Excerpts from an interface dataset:
--------------------

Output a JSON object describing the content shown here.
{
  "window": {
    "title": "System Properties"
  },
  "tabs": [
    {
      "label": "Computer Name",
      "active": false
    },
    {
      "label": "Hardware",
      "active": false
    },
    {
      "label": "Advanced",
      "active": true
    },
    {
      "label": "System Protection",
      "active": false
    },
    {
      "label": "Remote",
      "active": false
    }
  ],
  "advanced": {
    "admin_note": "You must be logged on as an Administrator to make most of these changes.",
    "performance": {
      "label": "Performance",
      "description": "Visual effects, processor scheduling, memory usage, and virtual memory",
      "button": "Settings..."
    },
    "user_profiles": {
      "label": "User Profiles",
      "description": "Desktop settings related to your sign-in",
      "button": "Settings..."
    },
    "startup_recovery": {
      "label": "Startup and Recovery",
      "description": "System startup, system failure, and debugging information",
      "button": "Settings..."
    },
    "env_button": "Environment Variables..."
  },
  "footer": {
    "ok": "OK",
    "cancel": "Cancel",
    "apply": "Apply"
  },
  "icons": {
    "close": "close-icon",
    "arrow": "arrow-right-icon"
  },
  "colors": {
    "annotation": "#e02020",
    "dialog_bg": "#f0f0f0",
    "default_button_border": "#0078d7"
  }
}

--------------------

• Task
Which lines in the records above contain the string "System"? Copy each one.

• Response area
    "title": "System Properties"
      "label": "System Protection",
      "description": "System startup, system failure, and debugging information",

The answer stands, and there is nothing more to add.